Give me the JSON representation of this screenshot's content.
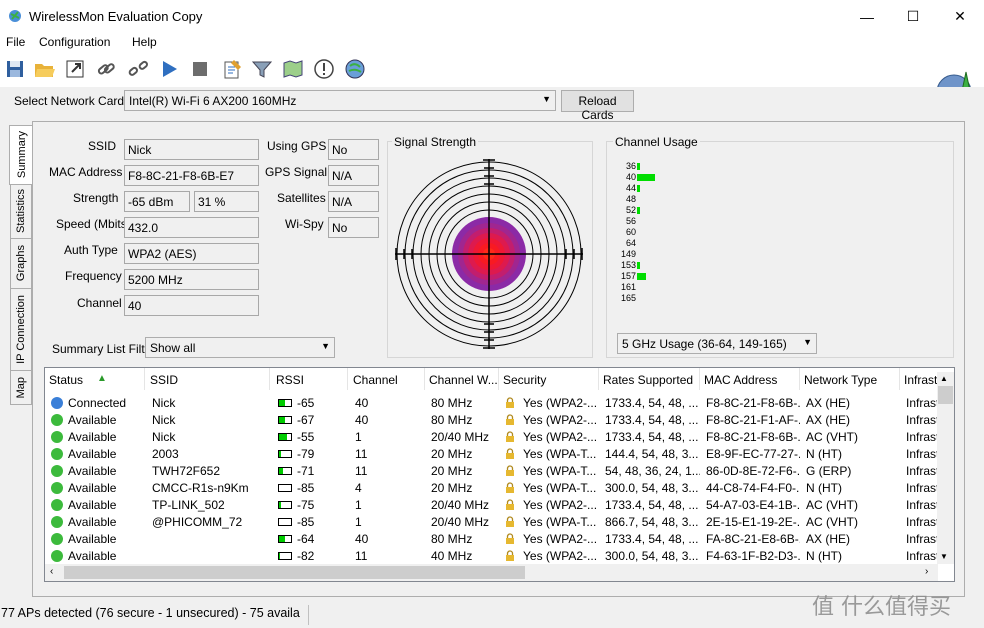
{
  "window": {
    "title": "WirelessMon Evaluation Copy",
    "minimize": "—",
    "maximize": "☐",
    "close": "✕"
  },
  "menu": [
    "File",
    "Configuration",
    "Help"
  ],
  "toolbar_icons": [
    "save-icon",
    "open-icon",
    "export-icon",
    "connect-icon",
    "disconnect-icon",
    "play-icon",
    "stop-icon",
    "notes-icon",
    "filter-icon",
    "map-icon",
    "help-icon",
    "about-icon"
  ],
  "network_card": {
    "label": "Select Network Card",
    "value": "Intel(R) Wi-Fi 6 AX200 160MHz",
    "reload_label": "Reload Cards"
  },
  "tabs": [
    "Summary",
    "Statistics",
    "Graphs",
    "IP Connection",
    "Map"
  ],
  "summary": {
    "ssid_label": "SSID",
    "ssid": "Nick",
    "mac_label": "MAC Address",
    "mac": "F8-8C-21-F8-6B-E7",
    "strength_label": "Strength",
    "strength_dbm": "-65 dBm",
    "strength_pct": "31 %",
    "speed_label": "Speed (Mbits)",
    "speed": "432.0",
    "auth_label": "Auth Type",
    "auth": "WPA2 (AES)",
    "freq_label": "Frequency",
    "freq": "5200 MHz",
    "channel_label": "Channel",
    "channel": "40",
    "gps_label": "Using GPS",
    "gps": "No",
    "gps_signal_label": "GPS Signal",
    "gps_signal": "N/A",
    "satellites_label": "Satellites",
    "satellites": "N/A",
    "wispy_label": "Wi-Spy",
    "wispy": "No"
  },
  "signal_strength": {
    "title": "Signal Strength"
  },
  "channel_usage": {
    "title": "Channel Usage",
    "channels": [
      "36",
      "40",
      "44",
      "48",
      "52",
      "56",
      "60",
      "64",
      "149",
      "153",
      "157",
      "161",
      "165"
    ],
    "usage": [
      1,
      6,
      1,
      0,
      1,
      0,
      0,
      0,
      0,
      1,
      3,
      0,
      0
    ],
    "select_value": "5 GHz Usage (36-64, 149-165)"
  },
  "filter": {
    "label": "Summary List Filter:",
    "value": "Show all"
  },
  "table": {
    "columns": [
      "Status",
      "SSID",
      "RSSI",
      "Channel",
      "Channel W...",
      "Security",
      "Rates Supported",
      "MAC Address",
      "Network Type",
      "Infrastr"
    ],
    "rows": [
      {
        "status": "Connected",
        "ssid": "Nick",
        "rssi": "-65",
        "rssi_level": 0.5,
        "channel": "40",
        "width": "80 MHz",
        "security": "Yes (WPA2-...",
        "rates": "1733.4, 54, 48, ...",
        "mac": "F8-8C-21-F8-6B-...",
        "type": "AX (HE)",
        "infra": "Infrastr"
      },
      {
        "status": "Available",
        "ssid": "Nick",
        "rssi": "-67",
        "rssi_level": 0.5,
        "channel": "40",
        "width": "80 MHz",
        "security": "Yes (WPA2-...",
        "rates": "1733.4, 54, 48, ...",
        "mac": "F8-8C-21-F1-AF-...",
        "type": "AX (HE)",
        "infra": "Infrastr"
      },
      {
        "status": "Available",
        "ssid": "Nick",
        "rssi": "-55",
        "rssi_level": 0.65,
        "channel": "1",
        "width": "20/40 MHz",
        "security": "Yes (WPA2-...",
        "rates": "1733.4, 54, 48, ...",
        "mac": "F8-8C-21-F8-6B-...",
        "type": "AC (VHT)",
        "infra": "Infrastr"
      },
      {
        "status": "Available",
        "ssid": "2003",
        "rssi": "-79",
        "rssi_level": 0.15,
        "channel": "11",
        "width": "20 MHz",
        "security": "Yes (WPA-T...",
        "rates": "144.4, 54, 48, 3...",
        "mac": "E8-9F-EC-77-27-...",
        "type": "N (HT)",
        "infra": "Infrastr"
      },
      {
        "status": "Available",
        "ssid": "TWH72F652",
        "rssi": "-71",
        "rssi_level": 0.3,
        "channel": "11",
        "width": "20 MHz",
        "security": "Yes (WPA-T...",
        "rates": "54, 48, 36, 24, 1...",
        "mac": "86-0D-8E-72-F6-...",
        "type": "G (ERP)",
        "infra": "Infrastr"
      },
      {
        "status": "Available",
        "ssid": "CMCC-R1s-n9Km",
        "rssi": "-85",
        "rssi_level": 0,
        "channel": "4",
        "width": "20 MHz",
        "security": "Yes (WPA-T...",
        "rates": "300.0, 54, 48, 3...",
        "mac": "44-C8-74-F4-F0-...",
        "type": "N (HT)",
        "infra": "Infrastr"
      },
      {
        "status": "Available",
        "ssid": "TP-LINK_502",
        "rssi": "-75",
        "rssi_level": 0.2,
        "channel": "1",
        "width": "20/40 MHz",
        "security": "Yes (WPA2-...",
        "rates": "1733.4, 54, 48, ...",
        "mac": "54-A7-03-E4-1B-...",
        "type": "AC (VHT)",
        "infra": "Infrastr"
      },
      {
        "status": "Available",
        "ssid": "@PHICOMM_72",
        "rssi": "-85",
        "rssi_level": 0,
        "channel": "1",
        "width": "20/40 MHz",
        "security": "Yes (WPA-T...",
        "rates": "866.7, 54, 48, 3...",
        "mac": "2E-15-E1-19-2E-...",
        "type": "AC (VHT)",
        "infra": "Infrastr"
      },
      {
        "status": "Available",
        "ssid": "",
        "rssi": "-64",
        "rssi_level": 0.5,
        "channel": "40",
        "width": "80 MHz",
        "security": "Yes (WPA2-...",
        "rates": "1733.4, 54, 48, ...",
        "mac": "FA-8C-21-E8-6B-...",
        "type": "AX (HE)",
        "infra": "Infrastr"
      },
      {
        "status": "Available",
        "ssid": "",
        "rssi": "-82",
        "rssi_level": 0.05,
        "channel": "11",
        "width": "40 MHz",
        "security": "Yes (WPA2-...",
        "rates": "300.0, 54, 48, 3...",
        "mac": "F4-63-1F-B2-D3-...",
        "type": "N (HT)",
        "infra": "Infrastr"
      }
    ]
  },
  "status_bar": "77 APs detected (76 secure - 1 unsecured) - 75 availa",
  "watermark": "值 什么值得买",
  "colors": {
    "connected": "#3a7fd8",
    "available": "#3cba3c",
    "bar_green": "#00dd00"
  }
}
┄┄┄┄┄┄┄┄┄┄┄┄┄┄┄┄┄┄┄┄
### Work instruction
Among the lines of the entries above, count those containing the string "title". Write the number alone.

### Response for this exercise
3